The Complutensian Polyglot Bible
is the name given to the first printed polyglot
of the entire Bible
, initiated and financed by Cardinal Francisco Jiménez de Cisneros
(1436-1517). It includes the first printed editions of the Greek New Testament
, the complete Septuagint
, and the Targum Onkelos
. Of the 600 printed, only 123 are known to have survived to date.
With the rise of the printing press
in the 1450s, the Bible could be propagated much more efficiently. At great personal expense, Cardinal Cisneros acquired many manuscripts and invited the top religious scholars of the day, including Hernán Nuñez
, to work on the ambitious task of compiling a massive and complete polyglot "to revive the languishing study of the Sacred Scriptures." The scholars met in the city of Alcalá de Henares

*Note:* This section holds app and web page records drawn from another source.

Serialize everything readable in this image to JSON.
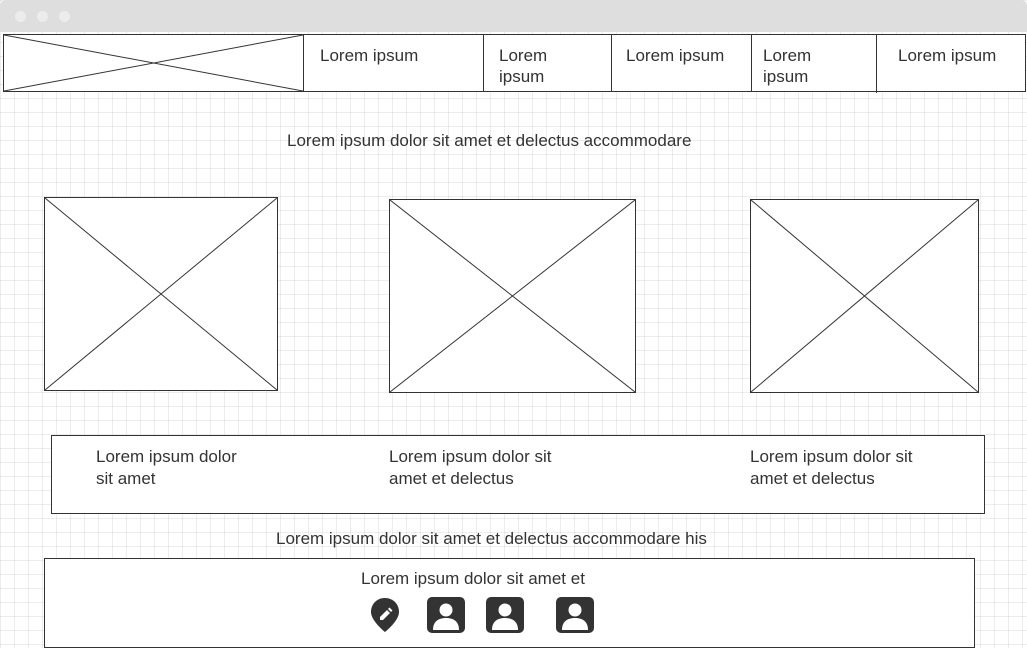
{
  "nav": {
    "items": [
      {
        "label": "Lorem ipsum"
      },
      {
        "label": "Lorem ipsum"
      },
      {
        "label": "Lorem ipsum"
      },
      {
        "label": "Lorem ipsum"
      },
      {
        "label": "Lorem ipsum"
      }
    ]
  },
  "hero": {
    "heading": "Lorem ipsum dolor sit amet et delectus accommodare"
  },
  "features": {
    "captions": [
      "Lorem ipsum dolor sit amet",
      "Lorem ipsum dolor sit amet et delectus",
      "Lorem ipsum dolor sit amet et delectus"
    ]
  },
  "section": {
    "heading": "Lorem ipsum dolor sit amet et delectus accommodare his"
  },
  "footer": {
    "text": "Lorem ipsum dolor sit amet et",
    "icons": [
      "map-pin-icon",
      "contact-icon",
      "contact-icon",
      "contact-icon"
    ]
  }
}
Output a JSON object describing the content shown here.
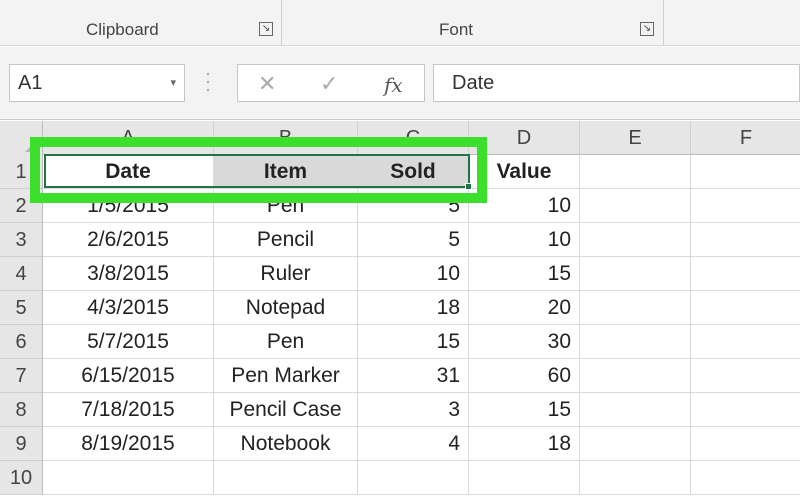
{
  "ribbon": {
    "groups": [
      {
        "label": "Clipboard"
      },
      {
        "label": "Font"
      }
    ],
    "launcher_glyph": "↘"
  },
  "formula_bar": {
    "name_box": "A1",
    "name_box_caret": "▾",
    "cancel_glyph": "✕",
    "enter_glyph": "✓",
    "fx_glyph": "fx",
    "content": "Date"
  },
  "columns": [
    "A",
    "B",
    "C",
    "D",
    "E",
    "F"
  ],
  "rows": [
    "1",
    "2",
    "3",
    "4",
    "5",
    "6",
    "7",
    "8",
    "9",
    "10"
  ],
  "cells": [
    [
      "Date",
      "Item",
      "Sold",
      "Value"
    ],
    [
      "1/5/2015",
      "Pen",
      "5",
      "10"
    ],
    [
      "2/6/2015",
      "Pencil",
      "5",
      "10"
    ],
    [
      "3/8/2015",
      "Ruler",
      "10",
      "15"
    ],
    [
      "4/3/2015",
      "Notepad",
      "18",
      "20"
    ],
    [
      "5/7/2015",
      "Pen",
      "15",
      "30"
    ],
    [
      "6/15/2015",
      "Pen Marker",
      "31",
      "60"
    ],
    [
      "7/18/2015",
      "Pencil Case",
      "3",
      "15"
    ],
    [
      "8/19/2015",
      "Notebook",
      "4",
      "18"
    ],
    [
      "",
      "",
      "",
      ""
    ]
  ],
  "colors": {
    "highlight": "#3ddf2d",
    "selection": "#217346"
  }
}
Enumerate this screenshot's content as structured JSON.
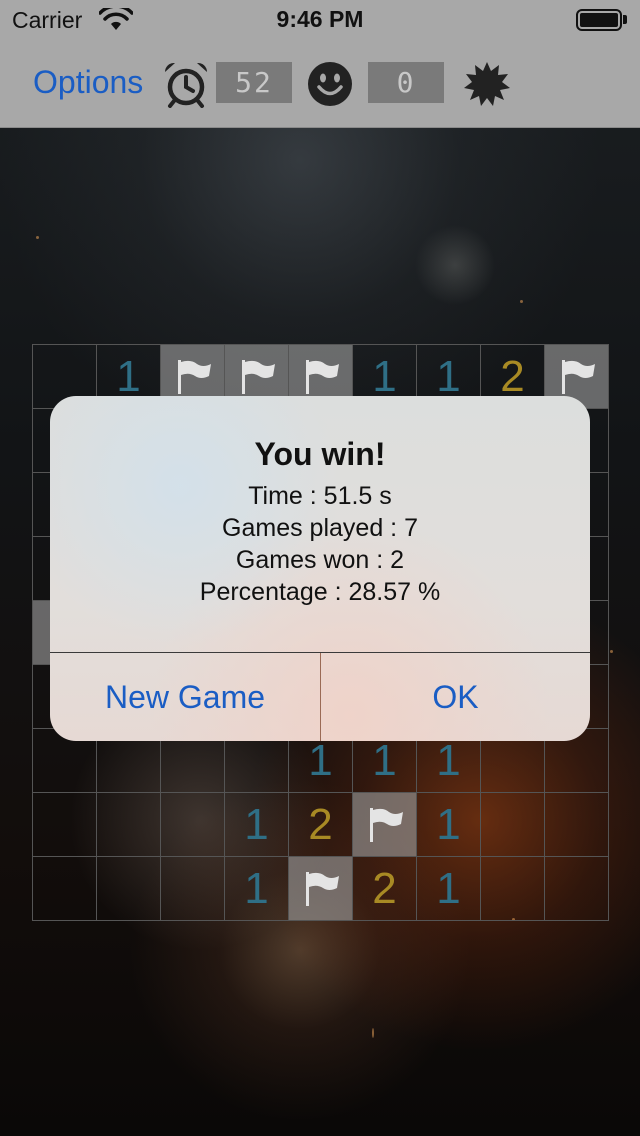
{
  "status_bar": {
    "carrier": "Carrier",
    "time": "9:46 PM",
    "icons": [
      "wifi-icon",
      "battery-icon"
    ]
  },
  "toolbar": {
    "options_label": "Options",
    "timer_value": "52",
    "mine_counter_value": "0",
    "icons": [
      "alarm-clock-icon",
      "smiley-icon",
      "mine-icon"
    ]
  },
  "board": {
    "rows": 9,
    "cols": 9,
    "visible_cells": [
      {
        "row": 0,
        "col": 1,
        "content": "1"
      },
      {
        "row": 0,
        "col": 2,
        "content": "flag"
      },
      {
        "row": 0,
        "col": 3,
        "content": "flag"
      },
      {
        "row": 0,
        "col": 4,
        "content": "flag"
      },
      {
        "row": 0,
        "col": 5,
        "content": "1"
      },
      {
        "row": 0,
        "col": 6,
        "content": "1"
      },
      {
        "row": 0,
        "col": 7,
        "content": "2"
      },
      {
        "row": 0,
        "col": 8,
        "content": "flag"
      },
      {
        "row": 4,
        "col": 0,
        "content": "covered"
      },
      {
        "row": 6,
        "col": 4,
        "content": "1"
      },
      {
        "row": 6,
        "col": 5,
        "content": "1"
      },
      {
        "row": 6,
        "col": 6,
        "content": "1"
      },
      {
        "row": 7,
        "col": 3,
        "content": "1"
      },
      {
        "row": 7,
        "col": 4,
        "content": "2"
      },
      {
        "row": 7,
        "col": 5,
        "content": "flag"
      },
      {
        "row": 7,
        "col": 6,
        "content": "1"
      },
      {
        "row": 8,
        "col": 3,
        "content": "1"
      },
      {
        "row": 8,
        "col": 4,
        "content": "flag"
      },
      {
        "row": 8,
        "col": 5,
        "content": "2"
      },
      {
        "row": 8,
        "col": 6,
        "content": "1"
      }
    ]
  },
  "alert": {
    "title": "You win!",
    "lines": [
      "Time : 51.5 s",
      "Games played : 7",
      "Games won : 2",
      "Percentage : 28.57 %"
    ],
    "new_game_label": "New Game",
    "ok_label": "OK"
  },
  "colors": {
    "accent_blue": "#1a5dc4",
    "number_one": "#2f6f86",
    "number_two": "#a88a24",
    "bar_gray": "#a8a8a8"
  }
}
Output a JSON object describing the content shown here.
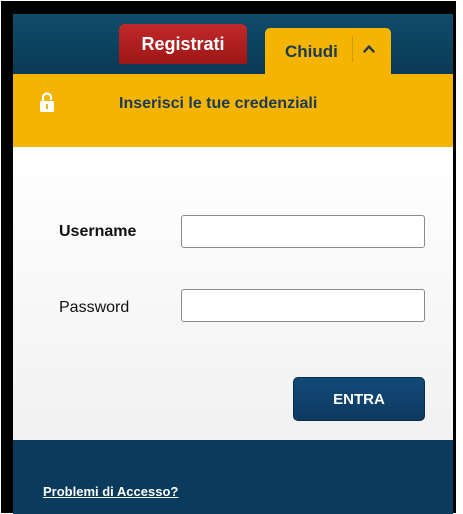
{
  "topbar": {
    "register_label": "Registrati",
    "close_label": "Chiudi",
    "chevron_icon": "chevron-up-icon"
  },
  "header": {
    "title": "Inserisci le tue credenziali",
    "lock_icon": "lock-icon",
    "background": "#f4b400"
  },
  "form": {
    "username_label": "Username",
    "username_value": "",
    "password_label": "Password",
    "password_value": "",
    "submit_label": "ENTRA"
  },
  "footer": {
    "link_label": "Problemi di Accesso?"
  },
  "colors": {
    "topbar": "#0e4c6a",
    "register_button": "#b01f1f",
    "accent_yellow": "#f4b400",
    "navy": "#0a3a5c"
  }
}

(in Latin, Complutum
), at the Cardinal's own University of Alcalá
. Work on the project began in 1502 under the direction of Diego Lopez de Zúñiga
, and continued there for fifteen years.
The New Testament
was completed and printed in 1514, but its publication was delayed while work on the Old Testament continued, so they could be published together as a complete work. In the meantime, word of the Complutensian project reached Desiderius Erasmus
in Rotterdam, who produced his own printed edition of the Greek New Testament. Erasmus obtained an exclusive four-year publishing privilege from Emperor Maximilian
and Pope Leo X
in 1516. Erasmus' text became known as the Textus......